Provided data
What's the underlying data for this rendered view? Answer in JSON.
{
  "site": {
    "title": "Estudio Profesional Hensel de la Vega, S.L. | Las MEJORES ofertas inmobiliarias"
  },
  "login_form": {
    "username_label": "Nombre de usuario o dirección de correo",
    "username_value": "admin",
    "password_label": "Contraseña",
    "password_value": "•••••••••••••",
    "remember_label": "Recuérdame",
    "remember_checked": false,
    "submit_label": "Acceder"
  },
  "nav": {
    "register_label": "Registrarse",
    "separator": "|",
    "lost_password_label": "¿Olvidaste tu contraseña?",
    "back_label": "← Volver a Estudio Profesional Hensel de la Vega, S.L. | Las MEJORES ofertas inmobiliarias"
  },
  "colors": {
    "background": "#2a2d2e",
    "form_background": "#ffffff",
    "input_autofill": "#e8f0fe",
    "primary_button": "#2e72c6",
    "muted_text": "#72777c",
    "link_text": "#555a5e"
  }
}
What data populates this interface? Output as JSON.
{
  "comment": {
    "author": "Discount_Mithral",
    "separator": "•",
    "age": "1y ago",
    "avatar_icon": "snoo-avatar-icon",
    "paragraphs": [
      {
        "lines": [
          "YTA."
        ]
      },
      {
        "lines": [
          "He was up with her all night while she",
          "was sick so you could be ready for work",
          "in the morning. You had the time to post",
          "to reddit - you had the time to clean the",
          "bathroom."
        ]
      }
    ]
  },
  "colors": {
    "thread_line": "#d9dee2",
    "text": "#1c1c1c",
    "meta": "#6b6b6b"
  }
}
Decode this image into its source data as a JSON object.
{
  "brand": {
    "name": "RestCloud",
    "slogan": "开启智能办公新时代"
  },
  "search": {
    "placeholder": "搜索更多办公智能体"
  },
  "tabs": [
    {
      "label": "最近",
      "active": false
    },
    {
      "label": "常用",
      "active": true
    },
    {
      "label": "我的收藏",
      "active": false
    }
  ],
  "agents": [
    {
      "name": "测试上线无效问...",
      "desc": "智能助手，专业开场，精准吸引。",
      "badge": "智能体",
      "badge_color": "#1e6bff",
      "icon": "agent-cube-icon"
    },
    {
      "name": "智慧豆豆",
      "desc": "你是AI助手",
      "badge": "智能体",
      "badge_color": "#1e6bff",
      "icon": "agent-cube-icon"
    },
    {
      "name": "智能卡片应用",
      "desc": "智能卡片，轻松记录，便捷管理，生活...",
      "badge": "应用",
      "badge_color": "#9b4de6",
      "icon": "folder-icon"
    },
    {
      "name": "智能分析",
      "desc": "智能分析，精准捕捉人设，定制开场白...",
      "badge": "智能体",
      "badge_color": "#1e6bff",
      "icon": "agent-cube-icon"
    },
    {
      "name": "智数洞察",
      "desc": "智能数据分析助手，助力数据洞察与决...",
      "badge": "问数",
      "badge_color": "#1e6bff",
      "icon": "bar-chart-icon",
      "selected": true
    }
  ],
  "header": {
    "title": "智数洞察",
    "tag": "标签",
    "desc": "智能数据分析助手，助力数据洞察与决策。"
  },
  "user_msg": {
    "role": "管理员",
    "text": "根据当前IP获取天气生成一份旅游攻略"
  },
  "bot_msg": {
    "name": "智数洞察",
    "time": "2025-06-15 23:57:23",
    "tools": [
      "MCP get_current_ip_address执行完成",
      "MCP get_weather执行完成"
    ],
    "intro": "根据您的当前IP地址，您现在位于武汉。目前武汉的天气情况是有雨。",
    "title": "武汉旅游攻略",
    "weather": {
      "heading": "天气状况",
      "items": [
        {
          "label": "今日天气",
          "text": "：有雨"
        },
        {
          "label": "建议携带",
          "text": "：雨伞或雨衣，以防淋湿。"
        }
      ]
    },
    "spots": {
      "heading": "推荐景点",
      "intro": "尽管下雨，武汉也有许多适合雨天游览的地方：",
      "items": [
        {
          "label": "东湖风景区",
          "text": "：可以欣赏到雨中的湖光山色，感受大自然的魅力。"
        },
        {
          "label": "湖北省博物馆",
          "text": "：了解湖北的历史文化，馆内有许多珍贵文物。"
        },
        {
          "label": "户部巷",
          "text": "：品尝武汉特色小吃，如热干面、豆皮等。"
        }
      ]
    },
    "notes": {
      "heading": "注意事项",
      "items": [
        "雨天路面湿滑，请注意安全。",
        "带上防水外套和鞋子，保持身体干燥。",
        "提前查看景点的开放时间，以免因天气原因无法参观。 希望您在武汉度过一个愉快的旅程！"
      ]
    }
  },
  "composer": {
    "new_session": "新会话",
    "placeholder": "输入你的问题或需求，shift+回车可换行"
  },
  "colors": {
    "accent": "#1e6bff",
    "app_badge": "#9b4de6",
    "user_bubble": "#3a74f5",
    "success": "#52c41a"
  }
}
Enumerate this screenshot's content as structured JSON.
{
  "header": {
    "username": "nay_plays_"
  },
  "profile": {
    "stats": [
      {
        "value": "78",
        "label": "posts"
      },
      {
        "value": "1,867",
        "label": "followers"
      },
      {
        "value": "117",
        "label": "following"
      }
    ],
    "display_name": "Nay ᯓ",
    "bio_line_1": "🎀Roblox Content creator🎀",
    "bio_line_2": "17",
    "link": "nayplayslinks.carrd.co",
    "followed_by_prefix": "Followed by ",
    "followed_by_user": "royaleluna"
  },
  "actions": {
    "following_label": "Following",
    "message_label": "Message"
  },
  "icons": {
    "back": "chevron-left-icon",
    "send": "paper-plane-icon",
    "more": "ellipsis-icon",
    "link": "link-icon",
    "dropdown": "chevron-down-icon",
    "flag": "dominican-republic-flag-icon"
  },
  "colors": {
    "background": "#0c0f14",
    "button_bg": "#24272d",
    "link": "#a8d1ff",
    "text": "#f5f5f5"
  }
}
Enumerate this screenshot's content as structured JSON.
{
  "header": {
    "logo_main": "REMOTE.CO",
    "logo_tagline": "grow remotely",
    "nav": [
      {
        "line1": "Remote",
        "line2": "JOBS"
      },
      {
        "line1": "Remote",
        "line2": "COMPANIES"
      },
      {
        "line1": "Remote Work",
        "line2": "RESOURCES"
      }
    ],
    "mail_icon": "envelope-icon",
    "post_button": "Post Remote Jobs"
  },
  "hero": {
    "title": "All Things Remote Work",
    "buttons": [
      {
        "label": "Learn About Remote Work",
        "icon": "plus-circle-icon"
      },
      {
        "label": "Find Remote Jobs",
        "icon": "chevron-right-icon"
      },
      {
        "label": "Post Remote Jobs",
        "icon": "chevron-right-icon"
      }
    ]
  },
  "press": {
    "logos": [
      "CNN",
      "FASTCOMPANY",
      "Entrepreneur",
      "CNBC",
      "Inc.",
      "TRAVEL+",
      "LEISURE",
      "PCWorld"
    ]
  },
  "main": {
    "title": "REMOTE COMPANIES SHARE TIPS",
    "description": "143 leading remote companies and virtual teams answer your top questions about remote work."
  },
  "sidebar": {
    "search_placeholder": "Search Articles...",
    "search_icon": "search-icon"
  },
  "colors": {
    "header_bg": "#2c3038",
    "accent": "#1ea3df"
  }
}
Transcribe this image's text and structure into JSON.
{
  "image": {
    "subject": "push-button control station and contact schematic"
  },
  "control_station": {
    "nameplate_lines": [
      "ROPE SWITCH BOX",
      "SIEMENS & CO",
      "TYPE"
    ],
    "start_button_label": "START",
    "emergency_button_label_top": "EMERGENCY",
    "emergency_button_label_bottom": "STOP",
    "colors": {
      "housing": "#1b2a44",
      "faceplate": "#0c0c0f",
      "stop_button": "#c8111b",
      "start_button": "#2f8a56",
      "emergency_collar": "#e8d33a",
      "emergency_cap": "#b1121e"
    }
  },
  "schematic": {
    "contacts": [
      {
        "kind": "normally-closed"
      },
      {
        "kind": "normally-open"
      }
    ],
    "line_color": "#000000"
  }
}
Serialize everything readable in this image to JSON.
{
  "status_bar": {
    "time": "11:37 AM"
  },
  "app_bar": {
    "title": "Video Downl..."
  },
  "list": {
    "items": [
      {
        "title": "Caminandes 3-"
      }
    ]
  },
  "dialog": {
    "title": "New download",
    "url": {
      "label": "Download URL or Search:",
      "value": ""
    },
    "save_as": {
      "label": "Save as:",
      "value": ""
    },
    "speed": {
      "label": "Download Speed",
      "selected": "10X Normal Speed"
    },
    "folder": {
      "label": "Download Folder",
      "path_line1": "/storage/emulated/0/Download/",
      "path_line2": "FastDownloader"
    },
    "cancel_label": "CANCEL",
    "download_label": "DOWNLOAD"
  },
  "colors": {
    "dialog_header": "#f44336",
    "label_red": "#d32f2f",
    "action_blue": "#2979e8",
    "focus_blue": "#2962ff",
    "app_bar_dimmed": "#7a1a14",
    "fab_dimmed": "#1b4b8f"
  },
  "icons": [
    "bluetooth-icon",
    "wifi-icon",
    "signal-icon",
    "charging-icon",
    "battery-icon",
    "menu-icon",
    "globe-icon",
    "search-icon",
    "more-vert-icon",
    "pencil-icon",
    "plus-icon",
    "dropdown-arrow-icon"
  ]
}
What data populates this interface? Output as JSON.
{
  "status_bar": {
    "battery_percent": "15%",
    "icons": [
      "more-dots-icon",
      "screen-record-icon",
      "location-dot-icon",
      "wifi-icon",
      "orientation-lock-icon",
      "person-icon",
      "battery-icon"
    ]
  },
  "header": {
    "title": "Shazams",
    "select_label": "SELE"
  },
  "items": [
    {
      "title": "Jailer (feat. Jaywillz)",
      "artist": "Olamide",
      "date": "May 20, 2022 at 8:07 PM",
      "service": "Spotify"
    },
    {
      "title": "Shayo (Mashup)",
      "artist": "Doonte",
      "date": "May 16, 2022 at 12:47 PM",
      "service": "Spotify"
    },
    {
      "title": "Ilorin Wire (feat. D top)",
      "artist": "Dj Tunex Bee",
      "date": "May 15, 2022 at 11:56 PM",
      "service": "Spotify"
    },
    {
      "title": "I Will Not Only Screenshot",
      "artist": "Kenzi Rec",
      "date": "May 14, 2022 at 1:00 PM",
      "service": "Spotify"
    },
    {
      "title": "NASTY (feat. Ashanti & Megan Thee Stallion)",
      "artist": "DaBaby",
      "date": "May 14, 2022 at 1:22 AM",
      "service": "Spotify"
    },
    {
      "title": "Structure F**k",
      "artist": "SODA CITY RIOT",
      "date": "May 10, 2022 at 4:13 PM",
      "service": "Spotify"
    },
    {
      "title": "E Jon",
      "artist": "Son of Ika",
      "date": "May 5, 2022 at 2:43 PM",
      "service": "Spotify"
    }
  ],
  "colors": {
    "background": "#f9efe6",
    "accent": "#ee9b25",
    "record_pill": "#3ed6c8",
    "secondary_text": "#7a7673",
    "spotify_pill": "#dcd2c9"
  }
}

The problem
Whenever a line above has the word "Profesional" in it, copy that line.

Result of this task
    "title": "Estudio Profesional Hensel de la Vega, S.L. | Las MEJORES ofertas inmobiliarias"
    "back_label": "← Volver a Estudio Profesional Hensel de la Vega, S.L. | Las MEJORES ofertas inmobiliarias"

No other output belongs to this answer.